----- Records provided

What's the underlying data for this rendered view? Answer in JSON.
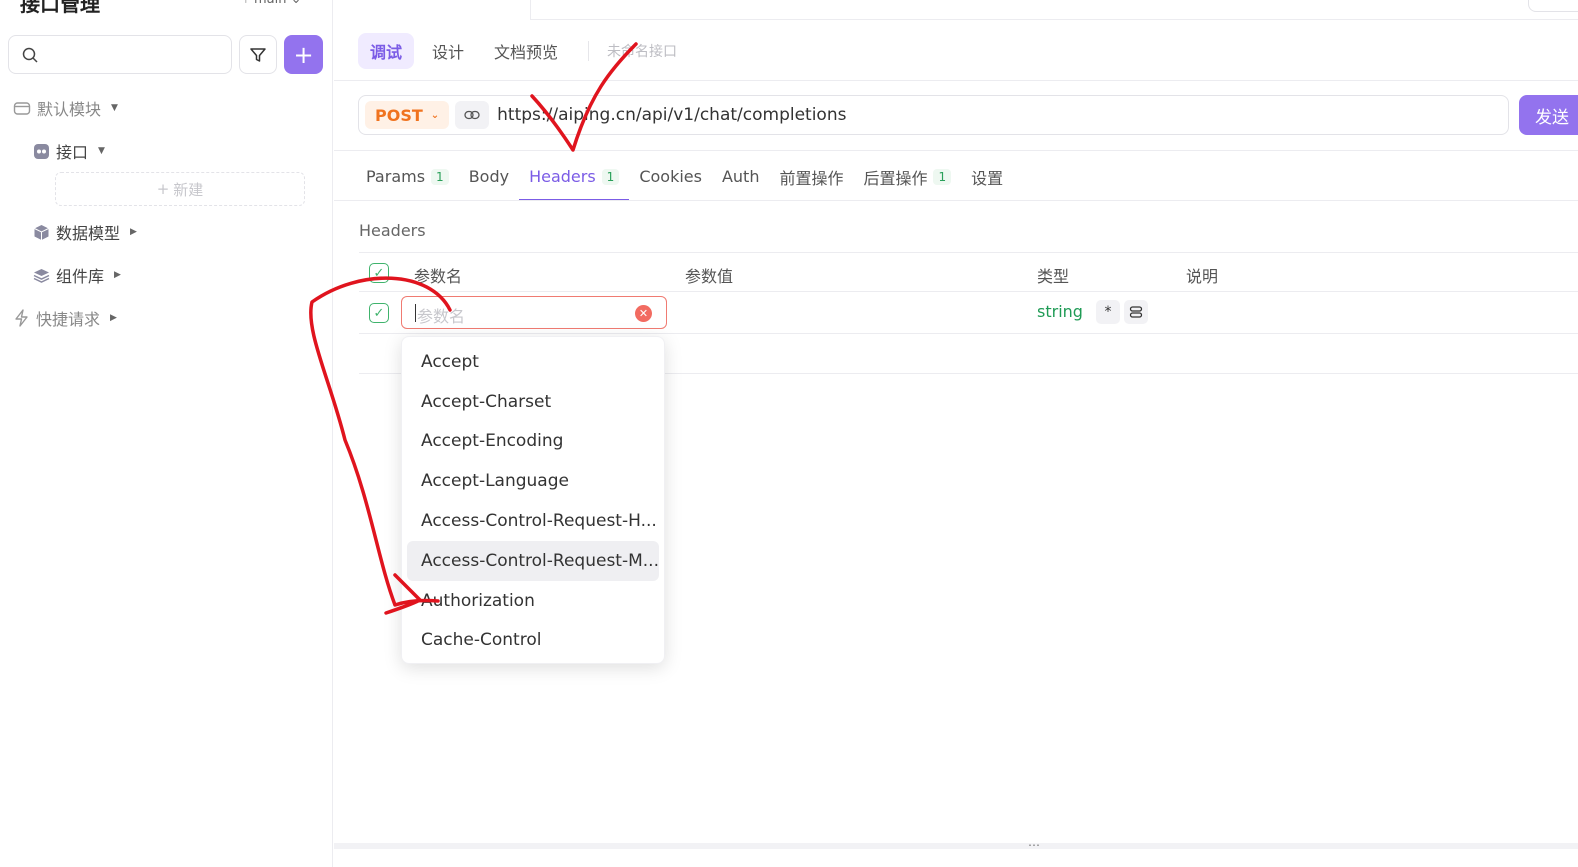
{
  "sidebar": {
    "title": "接口管理",
    "branch": "main",
    "add_label": "+",
    "tree": {
      "default_module": "默认模块",
      "interfaces": "接口",
      "new_label": "新建",
      "data_models": "数据模型",
      "components": "组件库",
      "quick_requests": "快捷请求"
    }
  },
  "main": {
    "mode_tabs": [
      "调试",
      "设计",
      "文档预览"
    ],
    "api_name": "未命名接口",
    "method": "POST",
    "url": "https://aiping.cn/api/v1/chat/completions",
    "send_label": "发送",
    "request_tabs": [
      {
        "label": "Params",
        "badge": "1"
      },
      {
        "label": "Body",
        "badge": ""
      },
      {
        "label": "Headers",
        "badge": "1"
      },
      {
        "label": "Cookies",
        "badge": ""
      },
      {
        "label": "Auth",
        "badge": ""
      },
      {
        "label": "前置操作",
        "badge": ""
      },
      {
        "label": "后置操作",
        "badge": "1"
      },
      {
        "label": "设置",
        "badge": ""
      }
    ],
    "active_request_tab": "Headers",
    "section_title": "Headers",
    "columns": [
      "参数名",
      "参数值",
      "类型",
      "说明"
    ],
    "row": {
      "name_placeholder": "参数名",
      "type": "string",
      "required_symbol": "*"
    },
    "suggestions": [
      "Accept",
      "Accept-Charset",
      "Accept-Encoding",
      "Accept-Language",
      "Access-Control-Request-H...",
      "Access-Control-Request-M...",
      "Authorization",
      "Cache-Control"
    ],
    "hovered_suggestion": "Access-Control-Request-M...",
    "bottom_grip": "⋯"
  },
  "colors": {
    "accent": "#9373ee",
    "method": "#f0731f",
    "success": "#3fb36c",
    "annotation": "#e0141e"
  }
}
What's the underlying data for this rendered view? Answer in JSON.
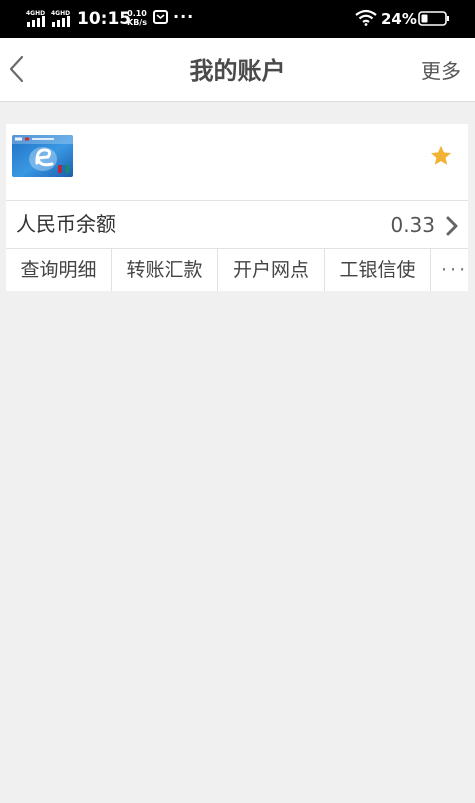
{
  "status_bar": {
    "signal1_label": "4G",
    "signal2_label": "4G",
    "time": "10:15",
    "speed_value": "0.10",
    "speed_unit": "KB/s",
    "overflow": "···",
    "battery_text": "24%"
  },
  "nav": {
    "title": "我的账户",
    "more_label": "更多",
    "back_icon": "chevron-left-icon"
  },
  "account_card": {
    "card_image": "e-card-thumbnail",
    "favorite_icon": "star-icon",
    "favorite_color": "#f2b233",
    "balance_label": "人民币余额",
    "balance_value": "0.33",
    "actions": [
      {
        "label": "查询明细"
      },
      {
        "label": "转账汇款"
      },
      {
        "label": "开户网点"
      },
      {
        "label": "工银信使"
      },
      {
        "label": "···"
      }
    ]
  }
}
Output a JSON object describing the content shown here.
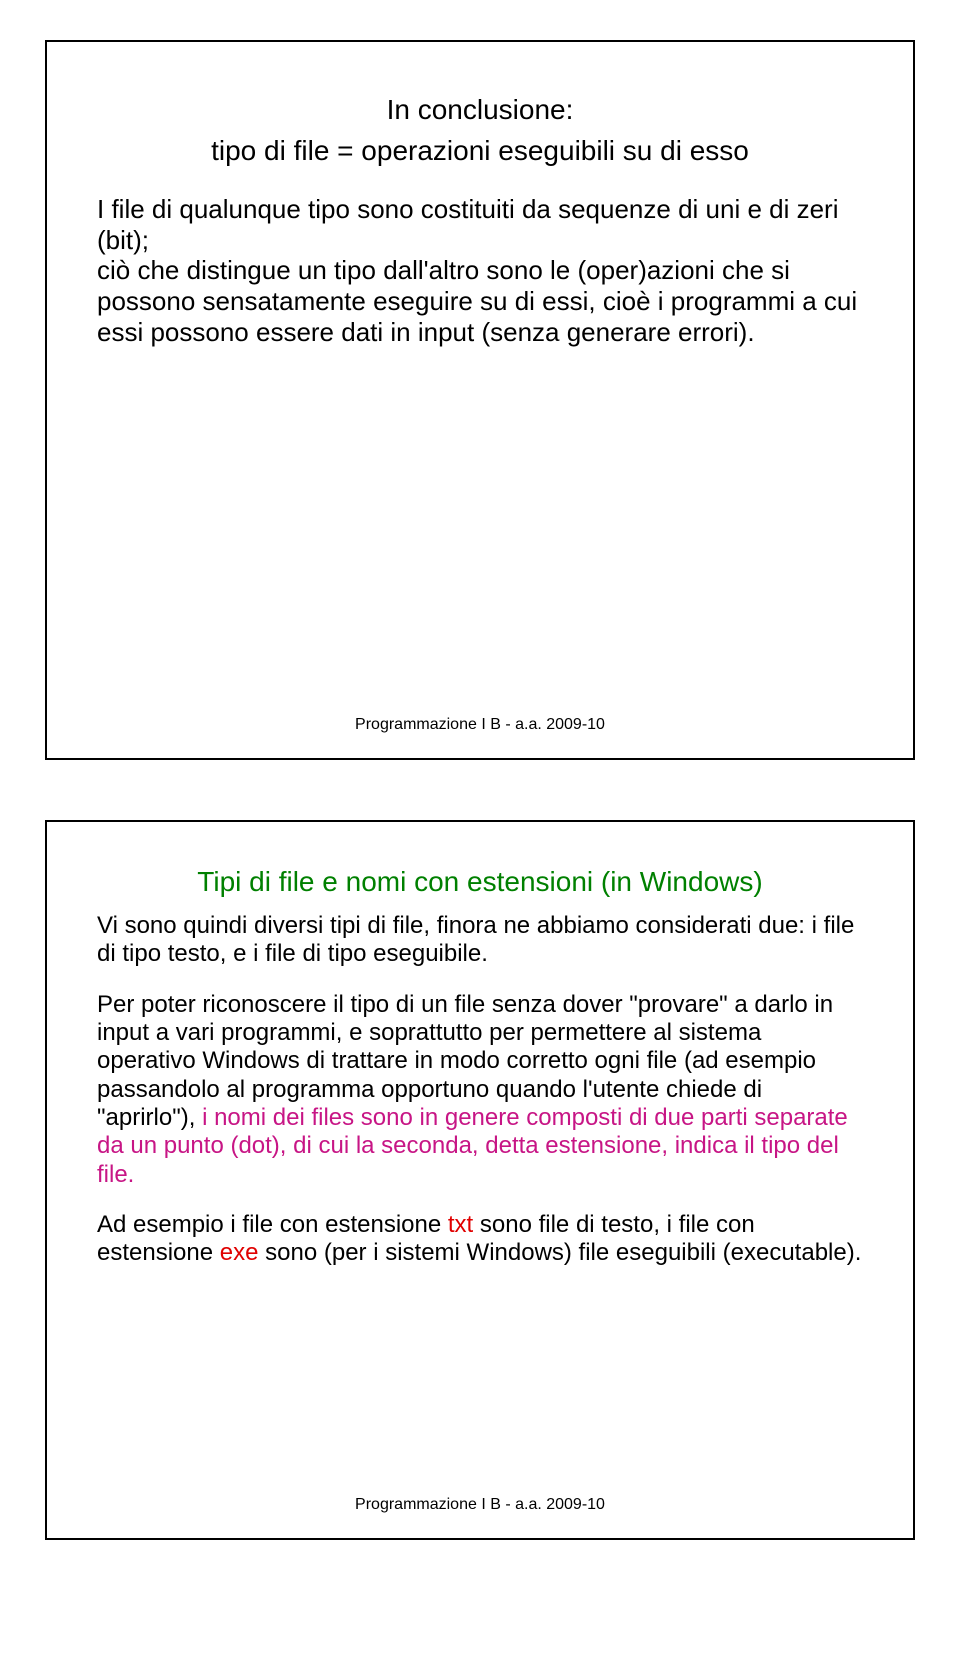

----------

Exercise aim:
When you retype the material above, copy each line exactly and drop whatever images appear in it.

Output below:
What's the underlying data for this rendered view? Answer in JSON.
{
  "sidebar": {
    "title": "接口管理",
    "branch": "main",
    "add_label": "+",
    "tree": {
      "default_module": "默认模块",
      "interfaces": "接口",
      "new_label": "新建",
      "data_models": "数据模型",
      "components": "组件库",
      "quick_requests": "快捷请求"
    }
  },
  "main": {
    "mode_tabs": [
      "调试",
      "设计",
      "文档预览"
    ],
    "api_name": "未命名接口",
    "method": "POST",
    "url": "https://aiping.cn/api/v1/chat/completions",
    "send_label": "发送",
    "request_tabs": [
      {
        "label": "Params",
        "badge": "1"
      },
      {
        "label": "Body",
        "badge": ""
      },
      {
        "label": "Headers",
        "badge": "1"
      },
      {
        "label": "Cookies",
        "badge": ""
      },
      {
        "label": "Auth",
        "badge": ""
      },
      {
        "label": "前置操作",
        "badge": ""
      },
      {
        "label": "后置操作",
        "badge": "1"
      },
      {
        "label": "设置",
        "badge": ""
      }
    ],
    "active_request_tab": "Headers",
    "section_title": "Headers",
    "columns": [
      "参数名",
      "参数值",
      "类型",
      "说明"
    ],
    "row": {
      "name_placeholder": "参数名",
      "type": "string",
      "required_symbol": "*"
    },
    "suggestions": [
      "Accept",
      "Accept-Charset",
      "Accept-Encoding",
      "Accept-Language",
      "Access-Control-Request-H...",
      "Access-Control-Request-M...",
      "Authorization",
      "Cache-Control"
    ],
    "hovered_suggestion": "Access-Control-Request-M...",
    "bottom_grip": "⋯"
  },
  "colors": {
    "accent": "#9373ee",
    "method": "#f0731f",
    "success": "#3fb36c",
    "annotation": "#e0141e"
  }
}
What's the underlying data for this rendered view? Answer in JSON.
{
  "status_bar": {
    "signal1_label": "4G",
    "signal2_label": "4G",
    "time": "10:15",
    "speed_value": "0.10",
    "speed_unit": "KB/s",
    "overflow": "···",
    "battery_text": "24%"
  },
  "nav": {
    "title": "我的账户",
    "more_label": "更多",
    "back_icon": "chevron-left-icon"
  },
  "account_card": {
    "card_image": "e-card-thumbnail",
    "favorite_icon": "star-icon",
    "favorite_color": "#f2b233",
    "balance_label": "人民币余额",
    "balance_value": "0.33",
    "actions": [
      {
        "label": "查询明细"
      },
      {
        "label": "转账汇款"
      },
      {
        "label": "开户网点"
      },
      {
        "label": "工银信使"
      },
      {
        "label": "···"
      }
    ]
  }
}
Output a JSON object describing the content shown here.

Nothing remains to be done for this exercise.